Part of your messaging today can take advantage of bringing stability to the chaos. Be the brand that delivers a place to retreat from the ill sentiment and rancor others are creating.

Be the Us to the Them of bad vibes.

Show your readers that you are building a place to connect and be with others who don’t want their attention abused.

Of course, the first question is: Where, if not Facebook?

Start there. If the ship is sinking, you must get those willing to be saved to collect on the upper decks. Help to gather your people there, then get them off the ship in an orderly fashion.

I’ve said it before; I’ll say it again: Do you want to be a sharecropper? If so, stay where it seems easier to cultivate on social media and sell indirectly.

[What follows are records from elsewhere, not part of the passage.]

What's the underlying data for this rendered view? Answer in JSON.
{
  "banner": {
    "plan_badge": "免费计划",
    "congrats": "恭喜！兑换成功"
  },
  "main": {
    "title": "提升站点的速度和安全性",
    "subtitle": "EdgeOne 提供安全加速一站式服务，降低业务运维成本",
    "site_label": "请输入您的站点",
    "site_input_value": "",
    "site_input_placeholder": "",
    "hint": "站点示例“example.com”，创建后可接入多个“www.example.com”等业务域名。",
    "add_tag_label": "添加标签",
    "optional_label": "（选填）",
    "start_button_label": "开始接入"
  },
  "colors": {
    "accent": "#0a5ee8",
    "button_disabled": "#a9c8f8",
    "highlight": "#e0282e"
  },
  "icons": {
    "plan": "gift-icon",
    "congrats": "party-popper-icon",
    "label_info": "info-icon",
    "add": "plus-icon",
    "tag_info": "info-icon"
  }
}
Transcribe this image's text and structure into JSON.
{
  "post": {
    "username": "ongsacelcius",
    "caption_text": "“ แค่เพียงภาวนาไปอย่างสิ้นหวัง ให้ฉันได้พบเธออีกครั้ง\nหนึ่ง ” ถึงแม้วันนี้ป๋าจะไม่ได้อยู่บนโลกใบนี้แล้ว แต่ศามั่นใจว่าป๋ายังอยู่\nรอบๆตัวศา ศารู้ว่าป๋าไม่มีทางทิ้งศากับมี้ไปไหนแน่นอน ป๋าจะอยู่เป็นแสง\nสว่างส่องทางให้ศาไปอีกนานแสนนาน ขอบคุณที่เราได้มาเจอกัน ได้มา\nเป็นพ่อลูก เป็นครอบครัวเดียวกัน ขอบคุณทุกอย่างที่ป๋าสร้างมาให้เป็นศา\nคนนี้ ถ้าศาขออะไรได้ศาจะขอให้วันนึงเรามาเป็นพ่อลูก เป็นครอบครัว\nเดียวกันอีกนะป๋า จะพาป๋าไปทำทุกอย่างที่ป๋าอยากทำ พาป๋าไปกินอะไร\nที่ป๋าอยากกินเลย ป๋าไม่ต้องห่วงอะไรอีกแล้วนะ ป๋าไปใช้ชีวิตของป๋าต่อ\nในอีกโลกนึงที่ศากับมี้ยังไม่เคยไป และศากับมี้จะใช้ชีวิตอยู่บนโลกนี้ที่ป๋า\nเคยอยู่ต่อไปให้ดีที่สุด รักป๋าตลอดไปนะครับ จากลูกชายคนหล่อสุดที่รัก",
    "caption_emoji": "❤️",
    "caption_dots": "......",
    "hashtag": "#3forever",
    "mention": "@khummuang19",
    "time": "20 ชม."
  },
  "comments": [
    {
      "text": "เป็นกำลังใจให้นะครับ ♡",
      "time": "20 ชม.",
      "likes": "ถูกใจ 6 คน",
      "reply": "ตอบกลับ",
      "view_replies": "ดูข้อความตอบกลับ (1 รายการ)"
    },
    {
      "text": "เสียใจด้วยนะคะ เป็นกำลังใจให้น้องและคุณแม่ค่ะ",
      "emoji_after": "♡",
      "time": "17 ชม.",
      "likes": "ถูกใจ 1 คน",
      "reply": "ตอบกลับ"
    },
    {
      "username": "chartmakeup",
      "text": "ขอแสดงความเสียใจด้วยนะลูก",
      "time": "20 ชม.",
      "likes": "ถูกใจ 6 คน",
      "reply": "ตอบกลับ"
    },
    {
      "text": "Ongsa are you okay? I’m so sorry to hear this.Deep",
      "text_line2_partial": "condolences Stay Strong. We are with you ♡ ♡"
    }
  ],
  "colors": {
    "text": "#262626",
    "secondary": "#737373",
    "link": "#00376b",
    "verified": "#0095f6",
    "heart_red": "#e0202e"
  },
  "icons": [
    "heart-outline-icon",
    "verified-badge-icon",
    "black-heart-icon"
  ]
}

Just don’t be surprised when you go down with the ship.

Finally, understand how powerful persuasion and propaganda are in getting a group to act. You need to accumulate an audience and get them to take concerted action to build more audience.

Audiences scale. Advertising, not so much.

If sentiment and emotion are strong enough to topple or stabilize governments, they can sell a book or two.

Think about how you can build a pseudo-environment that aligns with your brand and brings your story world into the real world. It shouldn’t be too hard now that you know both are fiction.

One more thing…

Protect your sanity. Understand that many people are trying to use these tactics on you, and you should question what reality they are trying to fabricate.

Here are some ways to defend yourself.

Just take a break. The FOMO of social media is a gamification technique to keep you engaged. You’ll get far more out of a productive week of no social media than with it. Both mentally and in business production.

Deconstruct your own beliefs. You’re more complex and nuanced than a trigger issue. Take the time to unpack your beliefs and the sources of your information. To what extent are you operating on the ideology you’ve been fed? Were your choices critically evaluated, or were they all reflexive control driven by others’ agendas? If you’re like me, you’ll see that 90% wasn’t of your choosing.

If you feel strongly about an issue, take the time to see it from the other side. Too often, we are focused on building up the defense to protect our pseudo-environment rather than looking to see if it’s a prison rather than a protection. Get to the point where you can comfortably argue the opposite of something you strongly believe in, and then see if you still hold those ideas as strongly.

Read: Using Rituals, Sacred Words, and Linguistic Spellcasting to Captivate Readers